Why I worry about the confidence fairy
I’m a fan of Paul Krugman – he writes well and frequently, I share many of his views and he has the added enhancement of having won a Nobel Prize. Because of this many left leaning commentators in the UK (myself included) frequently quote him to add credibility to a view they are expressing. So I don’t disagree with him lightly. But I worry that one argument he has been pushing lately may be off-target in a US context and actually dangerous in a UK one. I’m talking about the idea of the ‘confidence fairy’.
Krugman argues that much of the US (and indeed European) right are basing their economic agenda on a believe in an imaginary ‘confidence fairy’. They (the right) argue that any increase in government spending would cause more uncertainty, damaging the confidence of business (and possibly consumers) further and leading to a fall in investment (and possibly consumption) that would more than offset the expansionary effects of further government spending.
The US has the advantage of being the world’s sole issuer of the reserve currency of choice, so in a US context Krugman is on firmer ground. But this isn’t an advantage which the UK has.
I think it’s right to worry about the ‘confidence fairy’, indeed I think not to worry about the confidence fairy would be actually dangerous.
As I’ve been trying to explain for the past few months, the fiscal policy debate is actually fairly nuanced. The real debate is about a balance of risks – the risk of extreme austerity hammering the recovery versus the risk of a bond market taking fright at a slower pace of fiscal adjustment and driving up interest rates. The Treasury places more emphasis on the later risk, whilst I worry more about the former.
But that isn’t to say that the later risk doesn’t exist.
I supported the then government’s fiscal stimulus in late 2008 and would have liked to have seen a second stimulus at the 2009 budget. Demand was falling off a cliff in late 2008 and the VAT cut (not my ideal type of stimulus it must be said) together with the bringing forward of investment stopped the economy falling off a cliff. A second stimulus (more focussed on investment) possibly would have meant that the recession ended earlier than it did and helped to kick start a more robust recovery. We’ll never really know.
But I think there is a difference between arguing the case for a stimulus in late 2008/09, at a time when most world governments were doing the same, and arguing for one now (as some on the left are doing|).
Britain is a very open economy, we have a high propensity to import – I worry that a stimulus in Britain alone would mainly leak abroad with less macroeconomic impact that it’s proponents claim. In effect government debt would be increased without a large kicker to growth. And much as many on the left don’t want to face this – there would be a market reaction. Osborne, Cameron, Clegg and co are wrong to argue that Britain was ‘on the brink of bankruptcy’ last May. There is simply no evidence for that in the market prices of UK government debt at that time. But this was, at least partially, because of the existence of the strong framework for deficit reduction set out by Darling.

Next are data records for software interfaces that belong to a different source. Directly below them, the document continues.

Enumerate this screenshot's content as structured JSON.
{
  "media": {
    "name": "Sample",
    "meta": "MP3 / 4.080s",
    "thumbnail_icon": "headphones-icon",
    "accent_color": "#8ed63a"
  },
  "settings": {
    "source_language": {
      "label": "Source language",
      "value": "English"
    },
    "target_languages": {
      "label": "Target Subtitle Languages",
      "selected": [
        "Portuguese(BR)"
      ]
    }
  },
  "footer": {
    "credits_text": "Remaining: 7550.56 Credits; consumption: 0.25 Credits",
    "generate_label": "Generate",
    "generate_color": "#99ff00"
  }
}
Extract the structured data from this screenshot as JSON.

There is room for a more growth friendly fiscal consolidation – using a higher banks’ levy and/or bonus tax to fund specific earmarked, high impact programmes such as more social home building for example. Equally the pace, if not the end point, of deficit reduction can be changed. As I have argued before I am a fan of the Dolphin/Lent proposed ’deficit reduction averaging’ approach – whereby the pace of reduction would be adjusted to reflect the strength of the underlying economy. I think this is actually a more credible and realistic course than either the Darling or Osborne plans.
We have seen since May last year the importance of confidence. Osborne’s over-tough talk and the general air of gloom he created, led to a collapse in consumer and business optimism. The result of which has been six months of zero growth and stagnation before his fiscal adjustment has even started to really bite. As I have argued, Osborne has placed too much stress on appeasing bond markets and not enough on supporting the real economy. But that doesn’t mean there should be no stress on keeping the markets on side.

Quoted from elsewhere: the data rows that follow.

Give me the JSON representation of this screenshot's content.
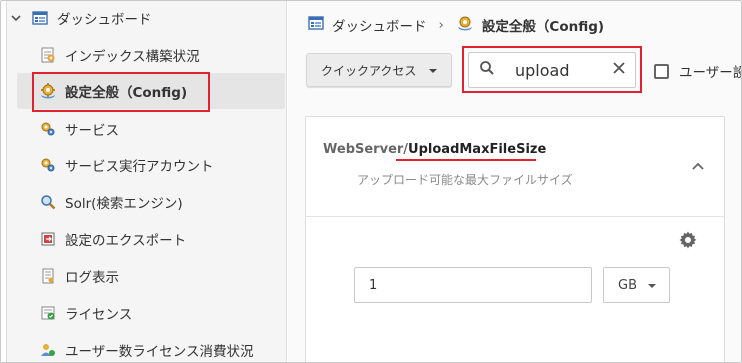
{
  "sidebar": {
    "root_label": "ダッシュボード",
    "items": [
      {
        "label": "インデックス構築状況",
        "icon": "index-build-icon"
      },
      {
        "label": "設定全般（Config)",
        "icon": "config-icon"
      },
      {
        "label": "サービス",
        "icon": "service-icon"
      },
      {
        "label": "サービス実行アカウント",
        "icon": "service-account-icon"
      },
      {
        "label": "Solr(検索エンジン)",
        "icon": "search-engine-icon"
      },
      {
        "label": "設定のエクスポート",
        "icon": "export-icon"
      },
      {
        "label": "ログ表示",
        "icon": "log-icon"
      },
      {
        "label": "ライセンス",
        "icon": "license-icon"
      },
      {
        "label": "ユーザー数ライセンス消費状況",
        "icon": "user-license-icon"
      }
    ],
    "active_index": 1
  },
  "breadcrumb": {
    "root": "ダッシュボード",
    "separator": "›",
    "current": "設定全般（Config)"
  },
  "toolbar": {
    "quick_access_label": "クイックアクセス",
    "search_value": "upload",
    "checkbox_label": "ユーザー設"
  },
  "setting": {
    "title_prefix": "WebServer/",
    "title_name": "UploadMaxFileSize",
    "description": "アップロード可能な最大ファイルサイズ",
    "value": "1",
    "unit": "GB"
  },
  "colors": {
    "highlight": "#e0232e"
  }
}
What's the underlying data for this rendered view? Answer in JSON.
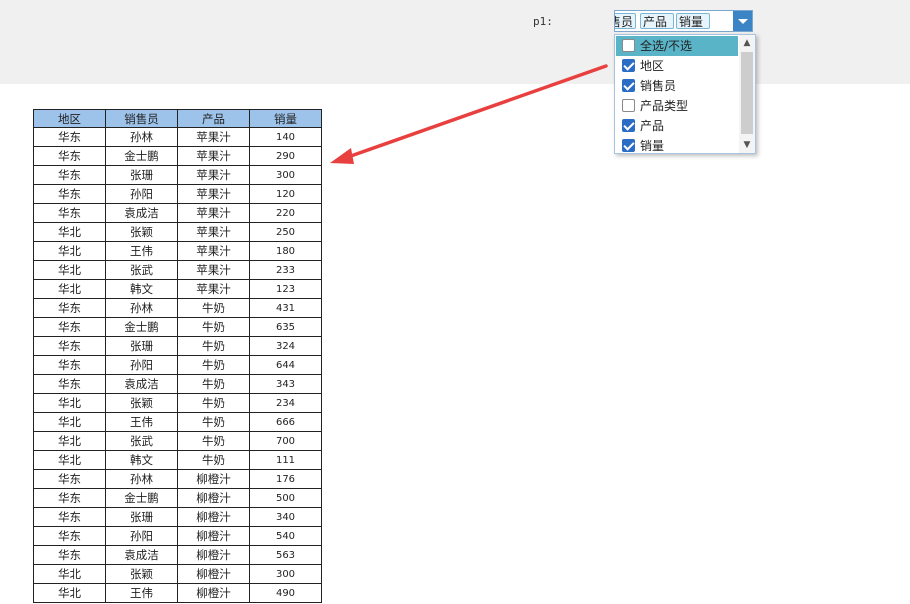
{
  "param": {
    "label": "p1:"
  },
  "combo": {
    "chips": [
      "售员",
      "产品",
      "销量"
    ],
    "button_color": "#3b85c7"
  },
  "dropdown": {
    "items": [
      {
        "label": "全选/不选",
        "checked": false,
        "highlighted": true
      },
      {
        "label": "地区",
        "checked": true,
        "highlighted": false
      },
      {
        "label": "销售员",
        "checked": true,
        "highlighted": false
      },
      {
        "label": "产品类型",
        "checked": false,
        "highlighted": false
      },
      {
        "label": "产品",
        "checked": true,
        "highlighted": false
      },
      {
        "label": "销量",
        "checked": true,
        "highlighted": false
      }
    ],
    "highlight_color": "#5ab4c8"
  },
  "table": {
    "header_color": "#9dc3ea",
    "columns": [
      "地区",
      "销售员",
      "产品",
      "销量"
    ],
    "rows": [
      [
        "华东",
        "孙林",
        "苹果汁",
        "140"
      ],
      [
        "华东",
        "金士鹏",
        "苹果汁",
        "290"
      ],
      [
        "华东",
        "张珊",
        "苹果汁",
        "300"
      ],
      [
        "华东",
        "孙阳",
        "苹果汁",
        "120"
      ],
      [
        "华东",
        "袁成洁",
        "苹果汁",
        "220"
      ],
      [
        "华北",
        "张颖",
        "苹果汁",
        "250"
      ],
      [
        "华北",
        "王伟",
        "苹果汁",
        "180"
      ],
      [
        "华北",
        "张武",
        "苹果汁",
        "233"
      ],
      [
        "华北",
        "韩文",
        "苹果汁",
        "123"
      ],
      [
        "华东",
        "孙林",
        "牛奶",
        "431"
      ],
      [
        "华东",
        "金士鹏",
        "牛奶",
        "635"
      ],
      [
        "华东",
        "张珊",
        "牛奶",
        "324"
      ],
      [
        "华东",
        "孙阳",
        "牛奶",
        "644"
      ],
      [
        "华东",
        "袁成洁",
        "牛奶",
        "343"
      ],
      [
        "华北",
        "张颖",
        "牛奶",
        "234"
      ],
      [
        "华北",
        "王伟",
        "牛奶",
        "666"
      ],
      [
        "华北",
        "张武",
        "牛奶",
        "700"
      ],
      [
        "华北",
        "韩文",
        "牛奶",
        "111"
      ],
      [
        "华东",
        "孙林",
        "柳橙汁",
        "176"
      ],
      [
        "华东",
        "金士鹏",
        "柳橙汁",
        "500"
      ],
      [
        "华东",
        "张珊",
        "柳橙汁",
        "340"
      ],
      [
        "华东",
        "孙阳",
        "柳橙汁",
        "540"
      ],
      [
        "华东",
        "袁成洁",
        "柳橙汁",
        "563"
      ],
      [
        "华北",
        "张颖",
        "柳橙汁",
        "300"
      ],
      [
        "华北",
        "王伟",
        "柳橙汁",
        "490"
      ]
    ]
  },
  "annotation": {
    "arrow_color": "#e8403f"
  }
}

What I am trying to say is that the traditional macroeconomic policy levers are failing. A spending led stimulus programme risks higher debt for no real growth impact, tax cuts (Osborne’s preferred ‘growth package’) seems a exercise in wishful thinking with little evidence that it would help, interest rates cannot be cut further and more monetary stimulus (QE) would probably simply result in higher asset prices.
George Osborne has got it wrong. His fiscal contraction is too deep and damages the economy, his corporation tax cuts and emphasis on further labour market flexibility are unlikely achieve higher growth. But that doesn’t mean proposing the opposite is the right course either. Talking about a ‘confidence fairy’ is unlikely to help.
In an ideal world we won’t be starting from here. But here is where we are.
Labour needs new and original policies. Policies which aim to make the economy less dependent on increasing debt (either government or private), policies which help wages to grow and allow for solid, domestic, private sector growth.